Hager fundraising goes global

Last updated 05:00 18/10/2014

Relevant offers


Steven Joyce's first Budget is likely to provide an income boost for families Auditor-General Martin Matthews to stand down pending independent inquiry MacGregor accuses Craig of doctoring texts Petitioners wanting inquiry into forced adoption practices await fate Good heavens! Blasphemy law remains in New Zealand after National and Maori Party vote down repeal Labour, Greens and National unite to solve cathedral deadlock ACC to shut Auckland and Wellington call centres, 87 staff affected SSC to investigate whistleblowers treatment and MPs meet to discuss Auditor-General's appointment Government backs down over collecting individuals' data until security confirmed Horowhenua residents 'stonewalled' by council in battle to keep pensioner housing

Another fundraising campaign has been launched for writer Nicky Hager’s legal battle against the police search and seizure of belongings from his house earlier this month.

Non-profit organisation the Freedom of the Press Foundation, based in the US, has thrown its support behind the Kiwi author.

The organisation says it is dedicated to helping support and defend public-interest journalism focused on exposing mismanagement, corruption, and law-breaking in government.

US security whistleblower Edward Snowden is listed on the organisation’s board of directors and it actively supports WikiLeaks.

Hager’s book Dirty Politics, a book based on emails and Facebook posts hacked from WhaleOil blogger Cameron Slater's computer alleged links between Prime Minister John Key's office, National politicians and party-linked figures, and Slater.
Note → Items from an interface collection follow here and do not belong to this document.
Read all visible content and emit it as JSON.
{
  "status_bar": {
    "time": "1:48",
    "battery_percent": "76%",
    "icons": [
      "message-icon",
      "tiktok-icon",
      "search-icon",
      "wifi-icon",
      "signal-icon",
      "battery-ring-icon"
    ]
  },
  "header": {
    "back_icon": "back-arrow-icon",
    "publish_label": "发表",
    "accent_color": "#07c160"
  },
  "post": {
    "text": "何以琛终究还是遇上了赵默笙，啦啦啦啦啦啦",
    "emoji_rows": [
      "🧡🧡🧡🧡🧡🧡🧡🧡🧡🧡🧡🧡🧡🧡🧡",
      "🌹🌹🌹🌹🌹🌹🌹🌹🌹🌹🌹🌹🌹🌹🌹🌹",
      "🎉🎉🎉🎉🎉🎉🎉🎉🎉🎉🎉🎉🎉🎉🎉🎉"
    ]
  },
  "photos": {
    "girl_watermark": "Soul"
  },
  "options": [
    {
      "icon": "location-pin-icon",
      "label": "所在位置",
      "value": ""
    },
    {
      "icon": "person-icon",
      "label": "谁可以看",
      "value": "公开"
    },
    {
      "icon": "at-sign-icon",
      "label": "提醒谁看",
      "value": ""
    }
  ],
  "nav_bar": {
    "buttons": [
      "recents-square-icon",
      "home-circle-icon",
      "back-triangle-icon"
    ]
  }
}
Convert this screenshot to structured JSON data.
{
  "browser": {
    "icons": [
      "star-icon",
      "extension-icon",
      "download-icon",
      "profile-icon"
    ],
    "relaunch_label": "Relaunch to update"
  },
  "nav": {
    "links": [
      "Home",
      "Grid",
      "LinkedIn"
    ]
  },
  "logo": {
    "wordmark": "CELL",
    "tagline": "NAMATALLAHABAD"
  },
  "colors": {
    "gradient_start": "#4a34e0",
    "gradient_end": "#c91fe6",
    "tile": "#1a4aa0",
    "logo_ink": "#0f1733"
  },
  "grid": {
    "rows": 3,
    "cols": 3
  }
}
Slater laid a complaint with the police over the hacking of his communications, which were leaked online by the hacker who went by the name Rawshark, and posted from the Twitter account WhaleDump.

Police spent 10 hours searching Hager’s house earlier this month, and removed computers and related items under a search warrant as part of the "ongoing investigation into alleged hacking of Mr Slater's emails".

Hager said he anticipated a legal fight over access to the material, and expected pressure to reveal the identity of Rawshark.

Freedom of the Press Foundation co-founder Trevor Timm said, on the organisation’s website on Thursday, ‘‘the police raid on Hager’s house, seizing many of his family’s belongings and his reporting equipment was a flagrant violation of basic press freedom rights’’.

‘‘We are announcing a campaign to assist Hager in raising money for his legal defence,’’ Timm said.

New Zealand's treatment of Hager was ‘‘a classic case of intimidation and is exactly the type of government behaviour meant to chill journalism and prevent reporting from doing their job’’, he said.

Last night, nearly US$10,000 (NZ$12,500) had been raised by crowd-funding through the Freedom of the Press Foundation’s website.

The support from the Freedom of the Press Foundation is not the only source of cash flowing in for Hager’s anticipated  legal stoush.

A GiveaLittle fundraising page set up after the police raids has now topped more than $50,000.

Hager’s supporters said even if Hager's legal representation was conducted at no cost, there would still be thousands of dollars in costs, and any money raised above what was needed for legal fees would go to Hager's future investigative journalism work.

Ad Feedback

- Stuff

Special offers
Opinion poll

Should the speed limit be raised to 110kmh on some roads?



Vote Result

Related story: 110kmh limit moves closer

Featured Promotions

Sponsored Content